- Radiation Therapy Principles
- How does radiation work to treat cancer?
- Types of radiation used to treat cancer
- Goals of radiation therapy
- Who gives radiation treatments?
- How is radiation given?
- External beam radiation
- Internal radiation therapy (brachytherapy)
- Safety for the patient and family
- Possible side effects of radiation therapy
- Side effects of radiation to specific areas
- Second cancers
- Other general health concerns
- What’s new in radiation therapy?
- To learn more
Types of radiation used to treat cancer
Radiation used for cancer treatment is called ionizing radiation because it forms ions (electrically charged particles) in the cells of the tissues it passes through. It creates ions by removing electrons from atoms and molecules. This can kill cells or change genes so the cells cannot grow.
Other forms of radiation such as radio waves, microwaves, and light waves are called non-ionizing. They don’t have as much energy and are not able to form ions.
Ionizing radiation can be sorted into 2 major types:
- Photons (x-rays and gamma rays), which are most widely used

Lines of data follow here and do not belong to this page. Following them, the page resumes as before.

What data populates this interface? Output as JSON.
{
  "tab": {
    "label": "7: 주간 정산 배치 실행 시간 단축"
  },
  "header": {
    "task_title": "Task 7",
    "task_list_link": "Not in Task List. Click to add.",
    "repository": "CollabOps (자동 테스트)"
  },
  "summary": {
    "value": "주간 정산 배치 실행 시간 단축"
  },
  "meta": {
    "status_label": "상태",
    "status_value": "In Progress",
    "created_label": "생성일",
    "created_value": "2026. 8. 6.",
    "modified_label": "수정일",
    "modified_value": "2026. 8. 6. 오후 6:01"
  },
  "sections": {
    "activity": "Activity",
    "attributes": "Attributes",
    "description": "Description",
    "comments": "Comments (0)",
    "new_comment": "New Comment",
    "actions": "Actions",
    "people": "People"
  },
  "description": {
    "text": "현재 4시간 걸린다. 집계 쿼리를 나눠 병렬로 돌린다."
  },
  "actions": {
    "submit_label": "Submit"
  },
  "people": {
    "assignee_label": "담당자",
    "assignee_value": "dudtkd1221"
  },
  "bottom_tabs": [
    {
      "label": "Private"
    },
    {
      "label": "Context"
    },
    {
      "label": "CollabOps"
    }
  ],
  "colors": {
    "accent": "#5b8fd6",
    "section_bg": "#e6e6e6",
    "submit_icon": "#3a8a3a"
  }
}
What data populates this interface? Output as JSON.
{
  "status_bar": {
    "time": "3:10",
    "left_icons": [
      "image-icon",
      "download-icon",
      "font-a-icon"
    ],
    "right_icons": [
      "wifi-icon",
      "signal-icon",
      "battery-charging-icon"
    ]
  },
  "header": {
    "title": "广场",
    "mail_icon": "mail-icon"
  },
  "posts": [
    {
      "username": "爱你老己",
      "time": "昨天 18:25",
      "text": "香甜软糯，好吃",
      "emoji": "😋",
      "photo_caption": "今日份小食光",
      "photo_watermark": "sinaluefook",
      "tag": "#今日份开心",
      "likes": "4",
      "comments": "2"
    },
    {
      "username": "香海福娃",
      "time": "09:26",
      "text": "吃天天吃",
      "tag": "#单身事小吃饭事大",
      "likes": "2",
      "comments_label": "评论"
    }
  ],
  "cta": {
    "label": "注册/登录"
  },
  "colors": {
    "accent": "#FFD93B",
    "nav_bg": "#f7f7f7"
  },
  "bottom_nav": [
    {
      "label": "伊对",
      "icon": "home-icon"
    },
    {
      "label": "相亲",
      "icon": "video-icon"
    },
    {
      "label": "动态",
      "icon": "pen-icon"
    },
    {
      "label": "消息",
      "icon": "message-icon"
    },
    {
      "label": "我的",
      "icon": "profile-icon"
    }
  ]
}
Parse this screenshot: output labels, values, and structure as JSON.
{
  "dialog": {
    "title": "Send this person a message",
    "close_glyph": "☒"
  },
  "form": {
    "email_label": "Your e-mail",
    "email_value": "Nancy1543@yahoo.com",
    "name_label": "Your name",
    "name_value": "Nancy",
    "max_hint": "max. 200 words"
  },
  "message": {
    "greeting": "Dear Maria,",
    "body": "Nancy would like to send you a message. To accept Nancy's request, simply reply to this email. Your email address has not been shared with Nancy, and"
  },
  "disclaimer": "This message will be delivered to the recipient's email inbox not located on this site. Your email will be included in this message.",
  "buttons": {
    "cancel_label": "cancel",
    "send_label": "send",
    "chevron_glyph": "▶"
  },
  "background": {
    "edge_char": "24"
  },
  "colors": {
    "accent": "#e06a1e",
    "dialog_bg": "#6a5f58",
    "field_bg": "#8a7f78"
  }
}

- Particle radiation (electrons, protons, neutrons, carbon ions, alpha particles, and beta particles)
Some types of ionizing radiation have more energy than others. The higher the energy, the more deeply the radiation can penetrate (get into) the tissues. The way a certain type of radiation behaves is important in planning radiation treatments. The radiation oncologist (a doctor specially trained to treat cancer patients with radiation) selects the type and energy of radiation that is most suitable for each patient’s cancer.
By far the most common form of radiation used for cancer treatment is a high-energy photon beam. This comes from radioactive sources such as cobalt, cesium, or a machine called a linear accelerator (or linac, for short). Photon beams of energy affect the cells along their path as they pass through the body to get to the cancer.

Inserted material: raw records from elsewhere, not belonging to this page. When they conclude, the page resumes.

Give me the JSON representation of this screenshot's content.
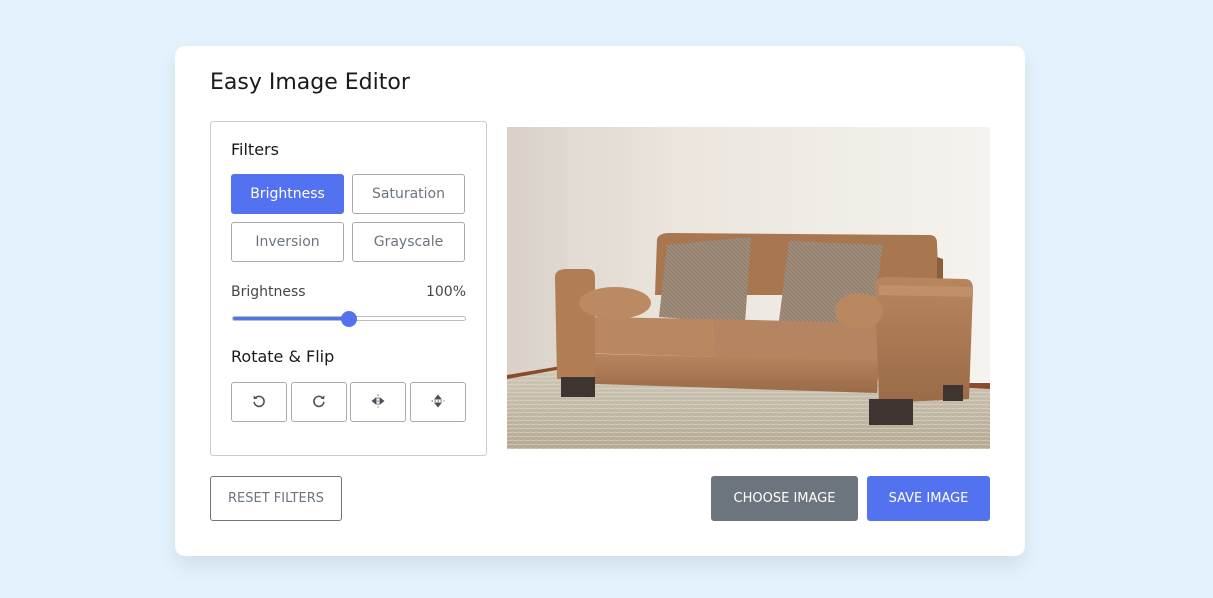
{
  "app": {
    "title": "Easy Image Editor"
  },
  "filters": {
    "label": "Filters",
    "buttons": [
      {
        "label": "Brightness",
        "active": true
      },
      {
        "label": "Saturation",
        "active": false
      },
      {
        "label": "Inversion",
        "active": false
      },
      {
        "label": "Grayscale",
        "active": false
      }
    ]
  },
  "slider": {
    "name": "Brightness",
    "value_text": "100%",
    "value": 100,
    "max": 200
  },
  "rotate": {
    "label": "Rotate & Flip",
    "buttons": [
      {
        "icon": "rotate-left-icon"
      },
      {
        "icon": "rotate-right-icon"
      },
      {
        "icon": "flip-horizontal-icon"
      },
      {
        "icon": "flip-vertical-icon"
      }
    ]
  },
  "preview": {
    "image": "brown-sofa-photo"
  },
  "actions": {
    "reset": "Reset Filters",
    "choose": "Choose Image",
    "save": "Save Image"
  },
  "colors": {
    "accent": "#5372f0",
    "secondary": "#6c757d",
    "background": "#e3f2fd"
  }
}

Electron beams or particle beams are also produced by a linear accelerator. Electrons are negatively charged parts of atoms. They have a low energy level and don’t penetrate deeply into the body, so this type of radiation is used most often to treat the skin or tumors close to the surface of the body.

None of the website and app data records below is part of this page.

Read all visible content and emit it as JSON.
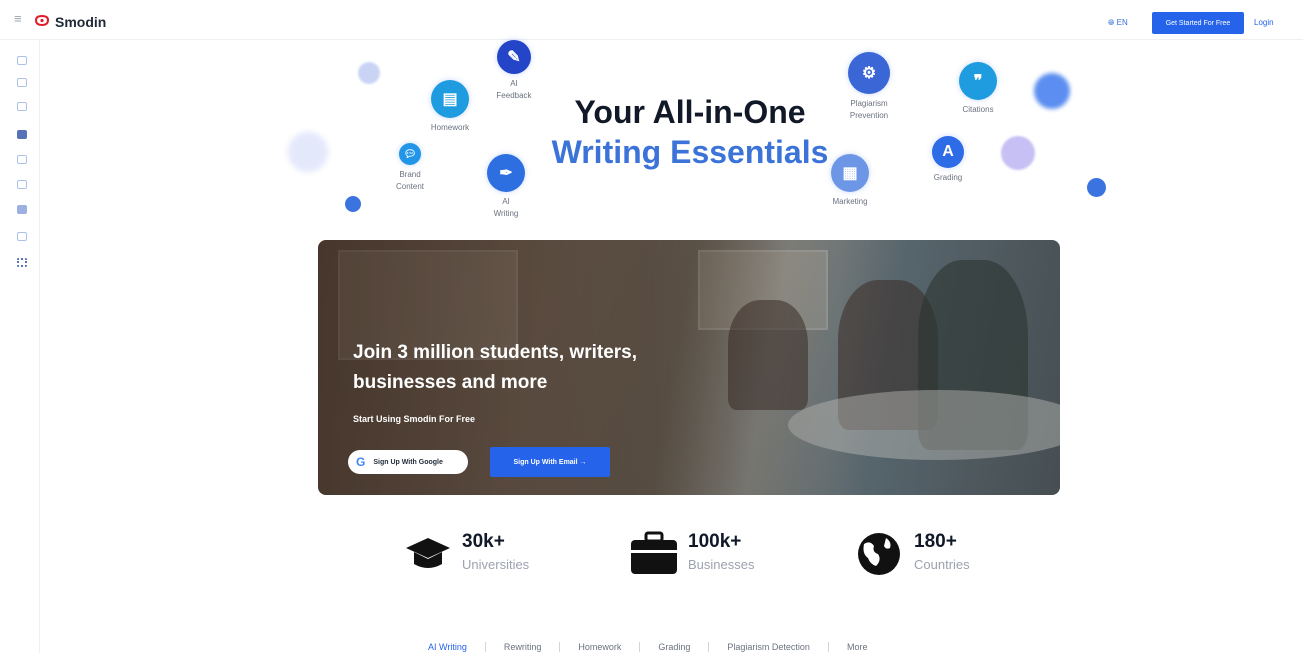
{
  "app": {
    "name": "Smodin"
  },
  "header": {
    "language": "EN",
    "cta_label": "Get Started For Free",
    "login_label": "Login"
  },
  "sidebar": {
    "icons": [
      "chat-icon",
      "document-icon",
      "edit-icon",
      "message-icon",
      "feedback-icon",
      "text-icon",
      "comment-icon",
      "list-icon",
      "grid-icon"
    ]
  },
  "hero": {
    "title_line1": "Your All-in-One",
    "title_line2": "Writing Essentials"
  },
  "features": [
    {
      "icon": "lightbulb-icon",
      "label": "AI\nFeedback"
    },
    {
      "icon": "book-icon",
      "label": "Homework"
    },
    {
      "icon": "chat-bubble-icon",
      "label": "Brand\nContent"
    },
    {
      "icon": "pen-icon",
      "label": "AI\nWriting"
    },
    {
      "icon": "brain-icon",
      "label": "Plagiarism\nPrevention"
    },
    {
      "icon": "quote-icon",
      "label": "Citations"
    },
    {
      "icon": "grade-icon",
      "label": "Grading"
    },
    {
      "icon": "calendar-icon",
      "label": "Marketing"
    }
  ],
  "banner": {
    "headline": "Join 3 million students, writers, businesses and more",
    "subline": "Start Using Smodin For Free",
    "google_label": "Sign Up With Google",
    "email_label": "Sign Up With Email →"
  },
  "stats": [
    {
      "icon": "graduation-cap-icon",
      "value": "30k+",
      "caption": "Universities"
    },
    {
      "icon": "briefcase-icon",
      "value": "100k+",
      "caption": "Businesses"
    },
    {
      "icon": "globe-icon",
      "value": "180+",
      "caption": "Countries"
    }
  ],
  "tabs": [
    "AI Writing",
    "Rewriting",
    "Homework",
    "Grading",
    "Plagiarism Detection",
    "More"
  ],
  "colors": {
    "accent": "#2563eb",
    "title_blue": "#3b73d9"
  }
}
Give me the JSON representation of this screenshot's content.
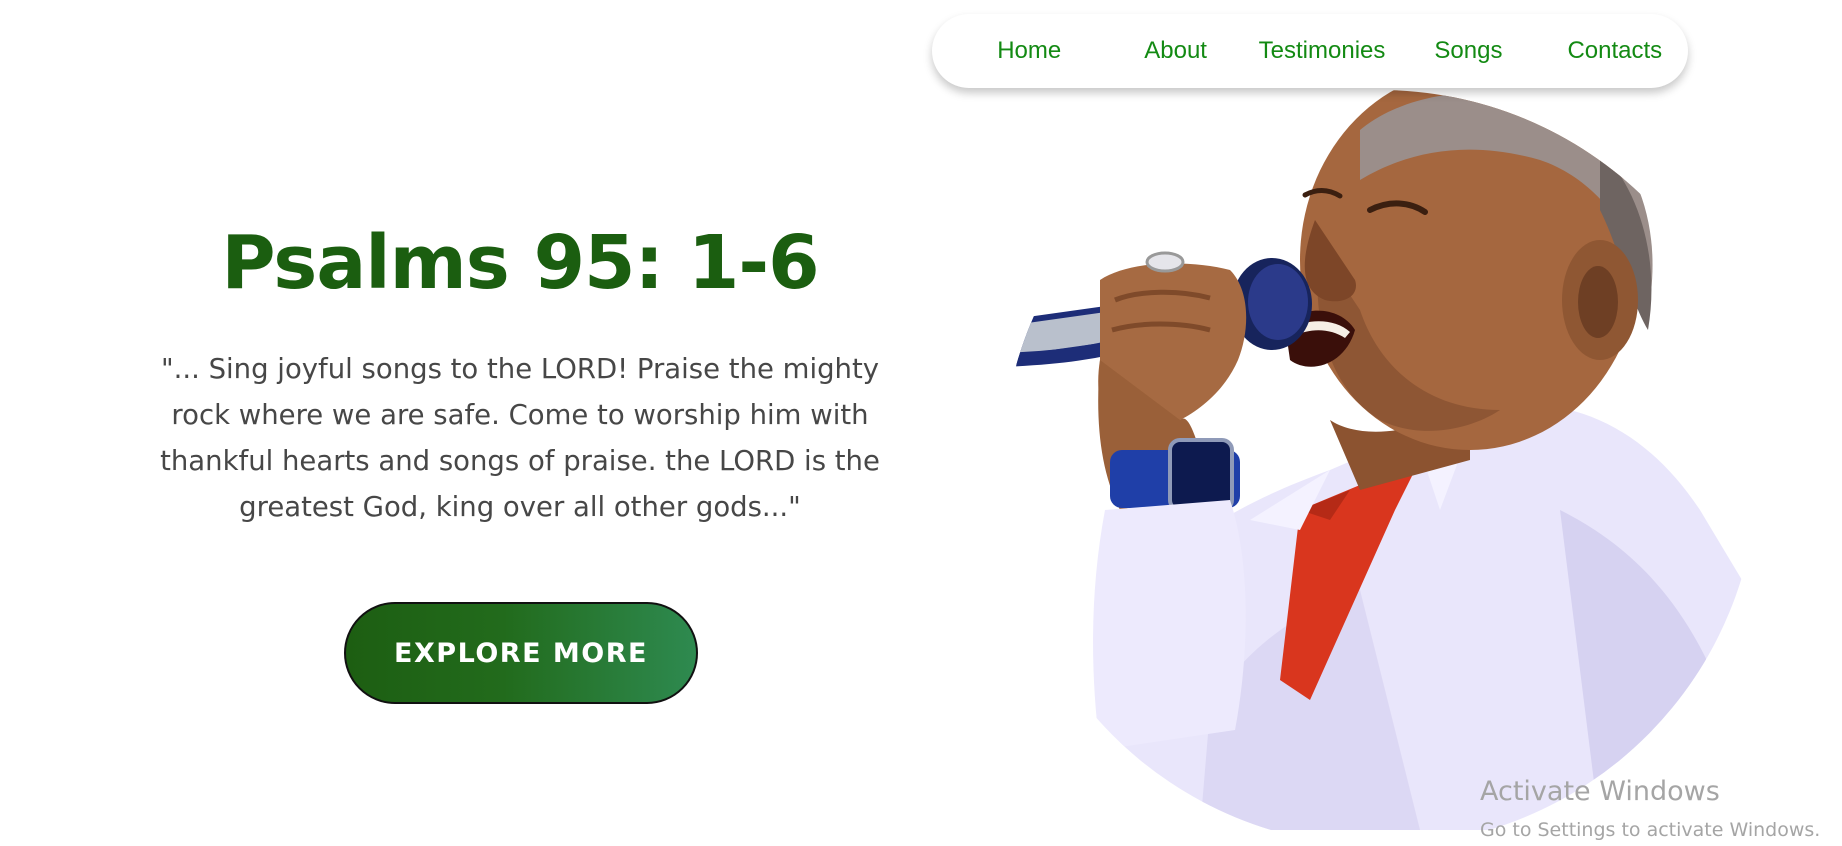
{
  "nav": {
    "items": [
      {
        "label": "Home"
      },
      {
        "label": "About"
      },
      {
        "label": "Testimonies"
      },
      {
        "label": "Songs"
      },
      {
        "label": "Contacts"
      }
    ],
    "link_color": "#138a13"
  },
  "hero": {
    "title": "Psalms 95: 1-6",
    "quote": "\"... Sing joyful songs to the LORD! Praise the mighty rock where we are safe. Come to worship him with thankful hearts and songs of praise. the LORD is the greatest God, king over all other gods...\"",
    "cta_label": "EXPLORE MORE",
    "title_color": "#1b5e10",
    "accent_color": "#1d5e12"
  },
  "image": {
    "subject": "singer-with-microphone-photo"
  },
  "watermark": {
    "title": "Activate Windows",
    "subtitle": "Go to Settings to activate Windows."
  }
}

Proton beams are a newer form of particle beam radiation. Protons are positively charged parts of atoms. They cause little damage to tissues they pass through but are very good at killing cells at the end of their path. This means that proton beams may be able to deliver more radiation to the cancer while causing fewer side effects to normal tissues. Protons are used routinely for certain types of cancer, but still need more study in treating others. Some of the techniques used in proton treatment can also expose the patient to neutrons (see below). Proton beam radiation therapy requires highly specialized equipment and is currently only offered in certain medical centers.
Neutron beams are used for some cancers of the head, neck, and prostate and for certain inoperable tumors. A neutron is a particle in many atoms that has no charge. Neutron beam radiation can sometimes be helpful when other forms of radiation therapy don’t work. Very few facilities in the United States offer this type of treatment. Its use has declined over the years partly because of problems with getting the beams on target. Because neutrons can cause more DNA damage than photons, the effects on normal tissue may be more severe. Beams must be aimed carefully and normal tissue must be protected. Neutron beams are showing great promise in research with salivary gland cancers that can’t be cured with surgery.
Carbon ion radiation is also called heavy ion radiation because it uses a particle that is heavier than a proton or neutron. The particle is part of the carbon atom, which itself contains protons, neutrons, and electrons. Because it is so heavy, it can do more damage to the target cell than other types of radiation. As with protons, the beam of carbon ions can be adjusted to do the most damage to the cancer cells at the end of its path. But the effects on nearby normal tissue can be more severe. This type of radiation is only available in a few centers in the world. It can be helpful in treating cancers that don’t usually respond well to radiation (called radioresistant).
Alpha and beta particles are mainly produced by special radioactive substances that may be injected, swallowed, or put into the body of a person with cancer. They are discussed in the section called “Radiopharmaceuticals”.
Last Medical Review: 09/07/2012
Last Revised: 12/18/2012